**Task to carry out:** Copy out each line of the listing below where the string "time" appears.

**Provided records:**
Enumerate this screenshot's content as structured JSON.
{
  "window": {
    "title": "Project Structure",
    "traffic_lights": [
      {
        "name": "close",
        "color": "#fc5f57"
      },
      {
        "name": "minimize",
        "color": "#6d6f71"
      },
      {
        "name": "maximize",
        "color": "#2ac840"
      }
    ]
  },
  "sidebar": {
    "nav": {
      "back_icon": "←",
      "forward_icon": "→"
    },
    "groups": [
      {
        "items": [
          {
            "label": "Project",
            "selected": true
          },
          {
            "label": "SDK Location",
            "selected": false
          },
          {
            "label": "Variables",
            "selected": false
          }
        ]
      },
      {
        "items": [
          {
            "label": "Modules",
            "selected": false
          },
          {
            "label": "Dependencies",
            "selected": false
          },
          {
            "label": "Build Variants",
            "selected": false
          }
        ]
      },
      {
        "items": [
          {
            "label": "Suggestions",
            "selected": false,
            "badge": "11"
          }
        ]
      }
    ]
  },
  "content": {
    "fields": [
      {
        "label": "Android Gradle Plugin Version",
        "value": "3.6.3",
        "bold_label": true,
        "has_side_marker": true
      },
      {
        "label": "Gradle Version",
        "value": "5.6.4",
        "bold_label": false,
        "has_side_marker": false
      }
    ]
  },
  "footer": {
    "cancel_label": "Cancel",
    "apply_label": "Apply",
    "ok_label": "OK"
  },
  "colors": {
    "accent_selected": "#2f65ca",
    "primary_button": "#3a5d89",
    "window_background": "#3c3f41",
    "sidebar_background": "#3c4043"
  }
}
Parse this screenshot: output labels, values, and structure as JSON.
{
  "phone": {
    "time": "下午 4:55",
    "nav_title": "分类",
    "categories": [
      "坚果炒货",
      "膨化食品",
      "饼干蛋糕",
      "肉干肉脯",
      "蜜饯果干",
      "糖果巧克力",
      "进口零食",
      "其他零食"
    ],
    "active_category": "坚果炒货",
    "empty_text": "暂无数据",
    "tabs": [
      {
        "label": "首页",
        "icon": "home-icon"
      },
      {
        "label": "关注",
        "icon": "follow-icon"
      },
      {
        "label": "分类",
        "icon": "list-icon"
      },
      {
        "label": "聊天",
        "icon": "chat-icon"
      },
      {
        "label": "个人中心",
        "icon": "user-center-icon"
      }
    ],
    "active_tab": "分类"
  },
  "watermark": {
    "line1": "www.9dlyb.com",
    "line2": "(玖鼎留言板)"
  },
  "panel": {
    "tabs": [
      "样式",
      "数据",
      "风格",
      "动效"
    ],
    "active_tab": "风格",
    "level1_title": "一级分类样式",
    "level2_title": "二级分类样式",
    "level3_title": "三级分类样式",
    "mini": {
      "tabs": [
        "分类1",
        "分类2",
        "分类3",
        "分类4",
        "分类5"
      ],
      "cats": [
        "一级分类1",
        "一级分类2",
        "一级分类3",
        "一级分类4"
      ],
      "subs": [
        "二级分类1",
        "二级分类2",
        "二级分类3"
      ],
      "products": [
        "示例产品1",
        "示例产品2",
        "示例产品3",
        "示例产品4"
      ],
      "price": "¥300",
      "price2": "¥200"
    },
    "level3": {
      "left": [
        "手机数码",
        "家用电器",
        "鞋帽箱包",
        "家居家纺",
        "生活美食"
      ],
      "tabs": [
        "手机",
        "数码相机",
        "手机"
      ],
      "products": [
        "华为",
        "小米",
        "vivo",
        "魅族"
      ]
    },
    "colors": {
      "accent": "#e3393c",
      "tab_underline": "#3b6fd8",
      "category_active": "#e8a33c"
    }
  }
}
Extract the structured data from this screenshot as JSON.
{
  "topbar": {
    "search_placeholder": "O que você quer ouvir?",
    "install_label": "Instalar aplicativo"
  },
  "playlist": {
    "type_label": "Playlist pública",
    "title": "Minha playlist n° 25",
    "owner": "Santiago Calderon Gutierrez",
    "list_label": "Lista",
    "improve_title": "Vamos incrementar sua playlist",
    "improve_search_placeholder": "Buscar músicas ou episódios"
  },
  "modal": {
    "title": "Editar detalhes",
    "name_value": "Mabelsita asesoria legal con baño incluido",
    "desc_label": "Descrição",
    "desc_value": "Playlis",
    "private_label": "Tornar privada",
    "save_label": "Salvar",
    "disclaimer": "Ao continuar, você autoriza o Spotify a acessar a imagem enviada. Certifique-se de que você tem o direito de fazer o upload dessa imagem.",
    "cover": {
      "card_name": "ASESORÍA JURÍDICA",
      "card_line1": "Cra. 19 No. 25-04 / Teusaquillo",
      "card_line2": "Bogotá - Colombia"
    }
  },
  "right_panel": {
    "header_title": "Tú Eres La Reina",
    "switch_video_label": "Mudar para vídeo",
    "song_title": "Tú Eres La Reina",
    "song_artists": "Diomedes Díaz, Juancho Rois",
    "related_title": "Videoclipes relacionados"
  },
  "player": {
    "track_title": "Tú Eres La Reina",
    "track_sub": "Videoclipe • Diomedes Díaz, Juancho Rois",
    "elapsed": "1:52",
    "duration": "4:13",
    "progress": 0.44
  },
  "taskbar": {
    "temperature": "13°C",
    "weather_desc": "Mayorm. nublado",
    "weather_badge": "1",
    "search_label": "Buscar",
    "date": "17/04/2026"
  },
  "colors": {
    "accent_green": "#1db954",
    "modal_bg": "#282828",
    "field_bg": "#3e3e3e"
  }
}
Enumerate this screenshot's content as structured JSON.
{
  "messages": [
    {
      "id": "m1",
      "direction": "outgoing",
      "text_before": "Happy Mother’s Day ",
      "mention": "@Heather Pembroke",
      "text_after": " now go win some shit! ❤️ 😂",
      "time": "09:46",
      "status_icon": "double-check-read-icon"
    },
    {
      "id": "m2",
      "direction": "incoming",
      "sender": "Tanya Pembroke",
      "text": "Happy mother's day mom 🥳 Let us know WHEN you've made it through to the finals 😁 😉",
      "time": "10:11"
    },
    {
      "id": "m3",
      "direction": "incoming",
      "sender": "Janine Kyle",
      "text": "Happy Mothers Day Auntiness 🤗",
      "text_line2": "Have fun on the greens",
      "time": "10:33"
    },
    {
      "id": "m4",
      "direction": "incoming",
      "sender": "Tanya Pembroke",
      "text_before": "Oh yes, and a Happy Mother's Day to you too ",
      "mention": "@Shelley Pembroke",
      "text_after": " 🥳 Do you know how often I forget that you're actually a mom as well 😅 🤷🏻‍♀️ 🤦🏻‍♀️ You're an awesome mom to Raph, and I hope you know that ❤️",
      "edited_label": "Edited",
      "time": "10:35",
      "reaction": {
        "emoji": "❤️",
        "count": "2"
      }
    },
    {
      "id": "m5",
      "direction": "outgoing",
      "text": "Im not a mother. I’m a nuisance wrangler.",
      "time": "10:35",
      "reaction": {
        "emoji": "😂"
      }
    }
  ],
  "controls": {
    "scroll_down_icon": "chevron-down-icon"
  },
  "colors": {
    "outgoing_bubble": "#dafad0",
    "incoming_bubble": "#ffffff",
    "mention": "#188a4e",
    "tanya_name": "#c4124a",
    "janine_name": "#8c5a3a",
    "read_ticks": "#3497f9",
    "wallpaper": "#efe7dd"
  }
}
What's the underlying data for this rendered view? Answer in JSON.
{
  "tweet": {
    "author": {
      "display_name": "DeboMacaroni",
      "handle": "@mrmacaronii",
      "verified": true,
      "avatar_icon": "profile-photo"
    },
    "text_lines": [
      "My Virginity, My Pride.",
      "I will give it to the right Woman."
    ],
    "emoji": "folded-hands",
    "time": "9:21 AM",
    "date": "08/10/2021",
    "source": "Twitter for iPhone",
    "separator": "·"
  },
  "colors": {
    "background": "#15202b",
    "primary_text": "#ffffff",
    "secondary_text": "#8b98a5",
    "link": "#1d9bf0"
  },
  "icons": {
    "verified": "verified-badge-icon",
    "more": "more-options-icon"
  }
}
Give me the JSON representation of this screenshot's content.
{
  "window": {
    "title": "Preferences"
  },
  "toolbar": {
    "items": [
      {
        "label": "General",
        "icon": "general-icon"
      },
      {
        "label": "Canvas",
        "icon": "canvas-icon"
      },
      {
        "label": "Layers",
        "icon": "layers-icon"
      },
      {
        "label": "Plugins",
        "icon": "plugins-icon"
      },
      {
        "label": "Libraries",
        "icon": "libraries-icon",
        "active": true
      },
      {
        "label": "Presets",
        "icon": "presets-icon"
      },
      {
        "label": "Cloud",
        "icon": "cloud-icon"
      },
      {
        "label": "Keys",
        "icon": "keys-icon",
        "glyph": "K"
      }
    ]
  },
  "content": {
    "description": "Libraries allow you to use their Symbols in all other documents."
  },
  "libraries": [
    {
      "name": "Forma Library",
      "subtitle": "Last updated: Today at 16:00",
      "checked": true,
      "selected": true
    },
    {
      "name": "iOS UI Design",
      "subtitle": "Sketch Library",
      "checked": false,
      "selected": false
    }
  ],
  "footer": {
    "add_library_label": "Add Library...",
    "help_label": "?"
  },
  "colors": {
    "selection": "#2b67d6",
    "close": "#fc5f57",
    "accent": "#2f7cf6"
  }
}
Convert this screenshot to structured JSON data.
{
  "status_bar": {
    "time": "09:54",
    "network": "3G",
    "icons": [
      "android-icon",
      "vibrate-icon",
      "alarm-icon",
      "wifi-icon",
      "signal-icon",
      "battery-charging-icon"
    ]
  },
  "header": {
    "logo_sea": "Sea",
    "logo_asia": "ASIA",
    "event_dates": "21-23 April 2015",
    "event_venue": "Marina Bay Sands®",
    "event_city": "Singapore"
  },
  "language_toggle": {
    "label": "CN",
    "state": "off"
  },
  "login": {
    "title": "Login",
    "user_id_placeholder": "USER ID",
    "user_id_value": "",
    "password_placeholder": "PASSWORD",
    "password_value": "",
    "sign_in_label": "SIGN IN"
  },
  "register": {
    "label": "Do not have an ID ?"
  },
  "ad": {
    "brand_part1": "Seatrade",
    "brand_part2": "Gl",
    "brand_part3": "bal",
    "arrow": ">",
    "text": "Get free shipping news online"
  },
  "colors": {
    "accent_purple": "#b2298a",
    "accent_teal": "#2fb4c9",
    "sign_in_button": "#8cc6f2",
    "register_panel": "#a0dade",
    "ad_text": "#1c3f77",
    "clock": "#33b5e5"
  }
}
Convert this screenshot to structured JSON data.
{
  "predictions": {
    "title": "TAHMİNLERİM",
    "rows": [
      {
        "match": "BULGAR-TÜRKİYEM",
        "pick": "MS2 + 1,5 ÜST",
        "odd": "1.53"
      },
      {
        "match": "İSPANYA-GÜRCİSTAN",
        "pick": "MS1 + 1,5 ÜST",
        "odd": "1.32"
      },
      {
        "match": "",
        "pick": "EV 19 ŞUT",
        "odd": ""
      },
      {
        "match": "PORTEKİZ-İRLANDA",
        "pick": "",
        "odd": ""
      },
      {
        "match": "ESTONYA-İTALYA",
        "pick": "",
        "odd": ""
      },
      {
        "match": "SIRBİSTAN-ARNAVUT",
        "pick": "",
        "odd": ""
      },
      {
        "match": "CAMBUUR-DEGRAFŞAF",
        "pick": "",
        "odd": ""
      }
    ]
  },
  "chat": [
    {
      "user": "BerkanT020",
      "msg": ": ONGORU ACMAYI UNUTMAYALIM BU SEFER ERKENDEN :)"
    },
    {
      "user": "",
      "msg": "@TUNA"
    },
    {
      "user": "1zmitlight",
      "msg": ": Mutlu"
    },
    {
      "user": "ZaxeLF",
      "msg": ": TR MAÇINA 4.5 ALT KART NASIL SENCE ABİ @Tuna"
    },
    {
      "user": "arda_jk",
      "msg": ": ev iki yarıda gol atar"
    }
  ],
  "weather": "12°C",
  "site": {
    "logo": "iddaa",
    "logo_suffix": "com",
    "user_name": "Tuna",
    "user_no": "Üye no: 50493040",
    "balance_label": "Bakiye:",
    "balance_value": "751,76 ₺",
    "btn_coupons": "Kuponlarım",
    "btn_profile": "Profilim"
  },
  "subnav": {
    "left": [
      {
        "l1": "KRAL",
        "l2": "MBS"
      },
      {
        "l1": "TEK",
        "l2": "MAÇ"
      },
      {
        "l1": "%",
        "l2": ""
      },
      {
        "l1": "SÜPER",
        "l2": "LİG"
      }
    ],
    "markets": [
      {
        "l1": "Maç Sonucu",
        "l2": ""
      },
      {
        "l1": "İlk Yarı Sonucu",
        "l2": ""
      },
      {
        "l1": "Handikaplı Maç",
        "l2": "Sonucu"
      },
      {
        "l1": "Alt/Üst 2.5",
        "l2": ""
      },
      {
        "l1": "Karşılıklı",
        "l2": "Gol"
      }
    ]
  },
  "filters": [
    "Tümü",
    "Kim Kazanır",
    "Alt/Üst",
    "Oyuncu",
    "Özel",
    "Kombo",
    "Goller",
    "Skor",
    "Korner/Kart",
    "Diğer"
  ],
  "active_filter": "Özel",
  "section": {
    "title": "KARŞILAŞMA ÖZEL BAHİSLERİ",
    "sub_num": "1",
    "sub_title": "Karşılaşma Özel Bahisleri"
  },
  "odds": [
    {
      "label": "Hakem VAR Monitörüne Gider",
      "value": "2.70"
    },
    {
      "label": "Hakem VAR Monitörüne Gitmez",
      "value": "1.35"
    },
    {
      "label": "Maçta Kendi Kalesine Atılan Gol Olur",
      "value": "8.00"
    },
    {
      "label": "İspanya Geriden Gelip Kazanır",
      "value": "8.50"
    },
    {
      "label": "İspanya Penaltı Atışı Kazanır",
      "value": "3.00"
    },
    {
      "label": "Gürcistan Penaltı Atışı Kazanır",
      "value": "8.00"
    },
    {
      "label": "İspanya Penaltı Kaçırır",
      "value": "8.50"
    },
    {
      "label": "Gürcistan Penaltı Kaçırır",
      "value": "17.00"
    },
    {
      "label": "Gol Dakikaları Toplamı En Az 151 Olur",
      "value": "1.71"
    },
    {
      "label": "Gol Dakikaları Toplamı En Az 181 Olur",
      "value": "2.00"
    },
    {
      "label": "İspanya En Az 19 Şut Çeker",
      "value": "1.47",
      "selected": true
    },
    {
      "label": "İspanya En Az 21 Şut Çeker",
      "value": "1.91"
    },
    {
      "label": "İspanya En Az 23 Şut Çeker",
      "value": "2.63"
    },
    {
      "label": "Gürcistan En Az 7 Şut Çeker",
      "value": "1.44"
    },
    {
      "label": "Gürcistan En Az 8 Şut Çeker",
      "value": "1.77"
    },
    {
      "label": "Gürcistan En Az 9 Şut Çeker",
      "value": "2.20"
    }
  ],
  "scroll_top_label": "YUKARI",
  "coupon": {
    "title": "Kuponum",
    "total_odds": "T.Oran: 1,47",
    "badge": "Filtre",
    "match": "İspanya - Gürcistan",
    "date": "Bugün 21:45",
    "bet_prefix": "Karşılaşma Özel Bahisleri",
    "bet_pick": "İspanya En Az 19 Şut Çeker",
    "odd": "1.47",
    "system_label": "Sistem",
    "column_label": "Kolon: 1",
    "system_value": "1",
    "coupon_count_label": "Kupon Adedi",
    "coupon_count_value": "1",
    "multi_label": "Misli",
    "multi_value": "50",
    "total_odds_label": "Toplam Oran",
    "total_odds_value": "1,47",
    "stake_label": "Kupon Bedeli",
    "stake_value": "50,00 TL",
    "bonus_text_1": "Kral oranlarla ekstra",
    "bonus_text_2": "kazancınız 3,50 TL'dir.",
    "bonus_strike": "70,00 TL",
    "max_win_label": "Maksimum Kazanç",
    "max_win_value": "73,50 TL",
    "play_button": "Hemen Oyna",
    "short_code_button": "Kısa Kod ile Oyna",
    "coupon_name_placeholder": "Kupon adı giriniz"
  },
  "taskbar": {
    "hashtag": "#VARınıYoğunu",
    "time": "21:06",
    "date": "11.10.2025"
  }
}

**Expected answer:**
    "time": "下午 4:55",
      "time": "09:46",
      "time": "10:11"
      "time": "10:33"
      "time": "10:35",
      "time": "10:35",
    "time": "9:21 AM",
    "time": "09:54",
    "time": "21:06",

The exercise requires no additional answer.